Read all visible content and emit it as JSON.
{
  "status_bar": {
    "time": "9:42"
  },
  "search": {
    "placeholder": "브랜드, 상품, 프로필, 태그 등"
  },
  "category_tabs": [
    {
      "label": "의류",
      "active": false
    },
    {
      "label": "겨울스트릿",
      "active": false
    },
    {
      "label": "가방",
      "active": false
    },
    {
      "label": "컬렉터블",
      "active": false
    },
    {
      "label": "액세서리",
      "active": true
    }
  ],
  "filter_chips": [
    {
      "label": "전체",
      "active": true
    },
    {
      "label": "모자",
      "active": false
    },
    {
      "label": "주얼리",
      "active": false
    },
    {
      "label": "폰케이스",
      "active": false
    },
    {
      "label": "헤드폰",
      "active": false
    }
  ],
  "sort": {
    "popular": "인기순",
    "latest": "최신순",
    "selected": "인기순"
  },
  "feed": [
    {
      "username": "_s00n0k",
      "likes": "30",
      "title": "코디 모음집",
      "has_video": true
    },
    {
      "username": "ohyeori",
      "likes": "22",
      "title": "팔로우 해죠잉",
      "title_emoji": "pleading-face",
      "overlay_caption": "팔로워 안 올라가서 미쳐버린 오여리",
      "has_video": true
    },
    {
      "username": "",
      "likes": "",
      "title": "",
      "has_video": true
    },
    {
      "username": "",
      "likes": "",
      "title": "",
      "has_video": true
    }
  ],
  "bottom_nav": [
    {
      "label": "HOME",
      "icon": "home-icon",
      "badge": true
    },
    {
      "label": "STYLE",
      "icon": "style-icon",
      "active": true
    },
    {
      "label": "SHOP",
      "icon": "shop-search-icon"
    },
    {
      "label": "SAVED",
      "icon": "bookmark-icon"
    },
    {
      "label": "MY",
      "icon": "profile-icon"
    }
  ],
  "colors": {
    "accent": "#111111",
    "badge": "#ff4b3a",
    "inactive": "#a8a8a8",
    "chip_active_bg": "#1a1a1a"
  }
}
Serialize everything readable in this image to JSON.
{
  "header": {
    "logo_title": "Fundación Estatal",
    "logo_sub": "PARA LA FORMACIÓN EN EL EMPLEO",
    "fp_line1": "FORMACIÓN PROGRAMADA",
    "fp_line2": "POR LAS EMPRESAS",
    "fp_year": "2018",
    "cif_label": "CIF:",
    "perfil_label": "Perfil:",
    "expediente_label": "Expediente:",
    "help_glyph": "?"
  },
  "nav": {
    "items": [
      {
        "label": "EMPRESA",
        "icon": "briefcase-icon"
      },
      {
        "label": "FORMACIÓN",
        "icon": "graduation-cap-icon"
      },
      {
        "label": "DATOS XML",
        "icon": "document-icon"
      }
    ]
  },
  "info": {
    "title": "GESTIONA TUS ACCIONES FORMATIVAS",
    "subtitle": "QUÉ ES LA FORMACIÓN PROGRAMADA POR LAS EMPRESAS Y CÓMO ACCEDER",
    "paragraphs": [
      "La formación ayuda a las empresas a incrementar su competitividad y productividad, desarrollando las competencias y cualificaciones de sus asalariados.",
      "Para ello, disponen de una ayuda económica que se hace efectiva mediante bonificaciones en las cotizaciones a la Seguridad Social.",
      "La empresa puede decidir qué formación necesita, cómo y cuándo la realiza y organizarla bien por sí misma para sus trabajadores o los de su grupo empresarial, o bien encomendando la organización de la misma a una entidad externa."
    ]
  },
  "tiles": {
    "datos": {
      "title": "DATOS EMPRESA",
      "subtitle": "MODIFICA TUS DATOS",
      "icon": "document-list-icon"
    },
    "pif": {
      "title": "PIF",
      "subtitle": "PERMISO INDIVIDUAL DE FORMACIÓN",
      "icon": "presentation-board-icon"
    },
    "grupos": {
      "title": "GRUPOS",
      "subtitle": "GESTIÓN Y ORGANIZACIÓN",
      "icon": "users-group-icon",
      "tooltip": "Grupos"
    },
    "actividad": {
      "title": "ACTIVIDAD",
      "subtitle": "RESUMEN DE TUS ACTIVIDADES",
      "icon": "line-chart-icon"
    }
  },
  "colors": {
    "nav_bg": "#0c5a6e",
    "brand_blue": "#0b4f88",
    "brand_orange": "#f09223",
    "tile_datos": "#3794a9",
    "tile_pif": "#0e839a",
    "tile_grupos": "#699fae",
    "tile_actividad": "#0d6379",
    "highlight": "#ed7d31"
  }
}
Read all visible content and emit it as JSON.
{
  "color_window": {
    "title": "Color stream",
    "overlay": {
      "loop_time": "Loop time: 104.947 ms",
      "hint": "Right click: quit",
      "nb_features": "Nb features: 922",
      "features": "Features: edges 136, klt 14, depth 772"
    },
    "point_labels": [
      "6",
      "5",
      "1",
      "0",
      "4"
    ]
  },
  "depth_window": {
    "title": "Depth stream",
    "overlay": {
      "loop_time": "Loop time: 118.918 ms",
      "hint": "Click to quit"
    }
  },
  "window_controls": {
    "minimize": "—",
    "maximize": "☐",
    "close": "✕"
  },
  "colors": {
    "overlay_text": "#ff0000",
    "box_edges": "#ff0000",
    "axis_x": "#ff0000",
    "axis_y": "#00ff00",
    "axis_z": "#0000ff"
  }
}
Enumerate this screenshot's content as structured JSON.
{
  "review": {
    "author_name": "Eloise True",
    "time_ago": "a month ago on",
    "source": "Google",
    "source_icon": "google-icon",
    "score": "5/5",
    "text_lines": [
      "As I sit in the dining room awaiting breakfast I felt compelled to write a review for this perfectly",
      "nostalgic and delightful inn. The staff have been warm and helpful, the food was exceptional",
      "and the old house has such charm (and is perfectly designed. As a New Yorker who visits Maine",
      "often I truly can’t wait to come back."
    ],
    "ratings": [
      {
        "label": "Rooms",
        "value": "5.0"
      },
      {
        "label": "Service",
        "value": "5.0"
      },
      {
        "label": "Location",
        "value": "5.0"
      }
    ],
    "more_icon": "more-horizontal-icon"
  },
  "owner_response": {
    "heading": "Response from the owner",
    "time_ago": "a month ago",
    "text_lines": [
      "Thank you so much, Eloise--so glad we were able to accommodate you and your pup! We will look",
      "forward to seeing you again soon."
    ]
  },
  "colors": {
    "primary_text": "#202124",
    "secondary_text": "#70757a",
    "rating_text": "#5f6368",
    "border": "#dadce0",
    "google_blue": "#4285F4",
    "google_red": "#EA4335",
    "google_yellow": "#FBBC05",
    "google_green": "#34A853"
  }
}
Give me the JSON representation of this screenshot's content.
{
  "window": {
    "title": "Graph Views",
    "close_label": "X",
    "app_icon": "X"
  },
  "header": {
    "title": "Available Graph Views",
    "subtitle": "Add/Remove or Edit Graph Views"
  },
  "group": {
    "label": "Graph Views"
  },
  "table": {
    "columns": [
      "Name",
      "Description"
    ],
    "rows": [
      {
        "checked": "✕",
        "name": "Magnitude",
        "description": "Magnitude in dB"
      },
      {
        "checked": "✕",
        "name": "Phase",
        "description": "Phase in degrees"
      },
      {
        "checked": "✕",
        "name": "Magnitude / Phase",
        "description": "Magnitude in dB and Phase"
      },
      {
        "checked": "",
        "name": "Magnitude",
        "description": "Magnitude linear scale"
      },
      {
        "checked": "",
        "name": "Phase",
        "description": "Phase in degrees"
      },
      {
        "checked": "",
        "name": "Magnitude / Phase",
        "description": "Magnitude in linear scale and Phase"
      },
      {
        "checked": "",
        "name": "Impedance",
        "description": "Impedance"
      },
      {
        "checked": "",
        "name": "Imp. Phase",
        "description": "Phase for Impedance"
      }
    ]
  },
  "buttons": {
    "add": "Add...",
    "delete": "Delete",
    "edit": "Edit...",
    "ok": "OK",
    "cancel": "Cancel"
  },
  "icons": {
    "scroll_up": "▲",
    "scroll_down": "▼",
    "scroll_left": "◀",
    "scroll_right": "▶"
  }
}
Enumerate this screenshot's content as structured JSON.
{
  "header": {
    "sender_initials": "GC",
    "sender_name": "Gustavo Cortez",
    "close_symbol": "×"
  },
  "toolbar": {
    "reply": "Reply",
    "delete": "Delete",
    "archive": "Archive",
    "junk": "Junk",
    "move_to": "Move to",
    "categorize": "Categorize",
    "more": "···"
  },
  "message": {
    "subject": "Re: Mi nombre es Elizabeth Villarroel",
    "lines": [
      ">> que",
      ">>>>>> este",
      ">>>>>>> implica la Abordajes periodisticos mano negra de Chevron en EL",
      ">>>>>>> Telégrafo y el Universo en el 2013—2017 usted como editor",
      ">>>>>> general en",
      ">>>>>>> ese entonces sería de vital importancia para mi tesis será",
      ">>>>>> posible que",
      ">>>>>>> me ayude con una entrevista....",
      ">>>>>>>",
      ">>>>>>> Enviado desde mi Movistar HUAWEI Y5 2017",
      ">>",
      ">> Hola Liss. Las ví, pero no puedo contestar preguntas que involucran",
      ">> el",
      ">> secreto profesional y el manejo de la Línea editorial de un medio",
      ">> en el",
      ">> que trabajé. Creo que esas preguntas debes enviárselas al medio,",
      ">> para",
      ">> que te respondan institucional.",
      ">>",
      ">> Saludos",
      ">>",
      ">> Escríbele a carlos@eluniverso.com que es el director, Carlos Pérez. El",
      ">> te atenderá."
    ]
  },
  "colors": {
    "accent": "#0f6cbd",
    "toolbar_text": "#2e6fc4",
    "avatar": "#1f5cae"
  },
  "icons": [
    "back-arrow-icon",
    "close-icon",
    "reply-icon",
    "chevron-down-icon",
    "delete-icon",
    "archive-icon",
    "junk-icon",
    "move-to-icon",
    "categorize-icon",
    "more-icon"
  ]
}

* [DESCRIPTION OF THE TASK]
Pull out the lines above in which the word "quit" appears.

* [WRITTEN SOLUTION]
      "hint": "Right click: quit",
      "hint": "Click to quit"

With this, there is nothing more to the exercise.